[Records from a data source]
BEGIN
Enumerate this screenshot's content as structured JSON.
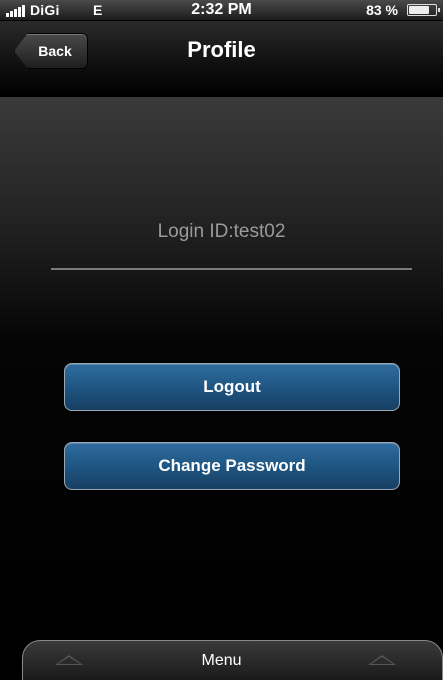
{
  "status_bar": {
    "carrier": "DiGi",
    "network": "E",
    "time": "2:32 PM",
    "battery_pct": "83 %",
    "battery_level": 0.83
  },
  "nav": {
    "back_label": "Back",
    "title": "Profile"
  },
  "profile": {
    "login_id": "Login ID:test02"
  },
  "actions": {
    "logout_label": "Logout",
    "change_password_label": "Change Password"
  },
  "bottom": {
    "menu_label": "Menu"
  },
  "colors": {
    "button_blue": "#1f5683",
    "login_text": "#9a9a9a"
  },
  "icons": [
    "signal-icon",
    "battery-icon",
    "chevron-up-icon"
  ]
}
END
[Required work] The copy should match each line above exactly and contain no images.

[Response]
Enumerate this screenshot's content as structured JSON.
{
  "status_bar": {
    "carrier": "DiGi",
    "network": "E",
    "time": "2:32 PM",
    "battery_pct": "83 %",
    "battery_level": 0.83
  },
  "nav": {
    "back_label": "Back",
    "title": "Profile"
  },
  "profile": {
    "login_id": "Login ID:test02"
  },
  "actions": {
    "logout_label": "Logout",
    "change_password_label": "Change Password"
  },
  "bottom": {
    "menu_label": "Menu"
  },
  "colors": {
    "button_blue": "#1f5683",
    "login_text": "#9a9a9a"
  },
  "icons": [
    "signal-icon",
    "battery-icon",
    "chevron-up-icon"
  ]
}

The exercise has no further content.